**YOUR GOAL**
Please print each record that follows precisely as it appears.

**INFORMATION SUPPLIED**
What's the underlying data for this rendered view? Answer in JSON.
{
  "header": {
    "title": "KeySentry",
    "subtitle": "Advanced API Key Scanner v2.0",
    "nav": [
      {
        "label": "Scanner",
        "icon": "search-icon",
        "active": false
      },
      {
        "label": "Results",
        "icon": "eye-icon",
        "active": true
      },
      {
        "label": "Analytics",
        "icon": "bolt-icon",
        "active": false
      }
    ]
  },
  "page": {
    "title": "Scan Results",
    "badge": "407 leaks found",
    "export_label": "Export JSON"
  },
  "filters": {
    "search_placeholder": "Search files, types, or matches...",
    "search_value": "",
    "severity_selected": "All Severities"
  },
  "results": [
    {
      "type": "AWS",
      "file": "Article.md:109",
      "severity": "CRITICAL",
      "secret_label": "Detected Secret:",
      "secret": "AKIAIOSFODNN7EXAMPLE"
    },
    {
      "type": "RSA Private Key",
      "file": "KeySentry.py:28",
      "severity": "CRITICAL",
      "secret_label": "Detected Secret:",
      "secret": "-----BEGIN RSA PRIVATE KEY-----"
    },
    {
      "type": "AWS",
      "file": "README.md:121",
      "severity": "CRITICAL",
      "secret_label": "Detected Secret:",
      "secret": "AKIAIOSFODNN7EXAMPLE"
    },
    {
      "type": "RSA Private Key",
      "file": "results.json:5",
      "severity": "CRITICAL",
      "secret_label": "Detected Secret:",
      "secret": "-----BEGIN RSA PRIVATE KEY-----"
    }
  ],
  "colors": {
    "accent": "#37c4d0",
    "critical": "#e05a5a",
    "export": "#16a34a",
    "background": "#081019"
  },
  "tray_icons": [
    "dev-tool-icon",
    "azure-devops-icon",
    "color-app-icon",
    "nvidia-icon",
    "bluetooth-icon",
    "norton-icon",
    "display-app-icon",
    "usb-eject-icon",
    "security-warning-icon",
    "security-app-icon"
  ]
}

**SOLUTION**
What's the underlying data for this rendered view? Answer in JSON.
{
  "header": {
    "title": "KeySentry",
    "subtitle": "Advanced API Key Scanner v2.0",
    "nav": [
      {
        "label": "Scanner",
        "icon": "search-icon",
        "active": false
      },
      {
        "label": "Results",
        "icon": "eye-icon",
        "active": true
      },
      {
        "label": "Analytics",
        "icon": "bolt-icon",
        "active": false
      }
    ]
  },
  "page": {
    "title": "Scan Results",
    "badge": "407 leaks found",
    "export_label": "Export JSON"
  },
  "filters": {
    "search_placeholder": "Search files, types, or matches...",
    "search_value": "",
    "severity_selected": "All Severities"
  },
  "results": [
    {
      "type": "AWS",
      "file": "Article.md:109",
      "severity": "CRITICAL",
      "secret_label": "Detected Secret:",
      "secret": "AKIAIOSFODNN7EXAMPLE"
    },
    {
      "type": "RSA Private Key",
      "file": "KeySentry.py:28",
      "severity": "CRITICAL",
      "secret_label": "Detected Secret:",
      "secret": "-----BEGIN RSA PRIVATE KEY-----"
    },
    {
      "type": "AWS",
      "file": "README.md:121",
      "severity": "CRITICAL",
      "secret_label": "Detected Secret:",
      "secret": "AKIAIOSFODNN7EXAMPLE"
    },
    {
      "type": "RSA Private Key",
      "file": "results.json:5",
      "severity": "CRITICAL",
      "secret_label": "Detected Secret:",
      "secret": "-----BEGIN RSA PRIVATE KEY-----"
    }
  ],
  "colors": {
    "accent": "#37c4d0",
    "critical": "#e05a5a",
    "export": "#16a34a",
    "background": "#081019"
  },
  "tray_icons": [
    "dev-tool-icon",
    "azure-devops-icon",
    "color-app-icon",
    "nvidia-icon",
    "bluetooth-icon",
    "norton-icon",
    "display-app-icon",
    "usb-eject-icon",
    "security-warning-icon",
    "security-app-icon"
  ]
}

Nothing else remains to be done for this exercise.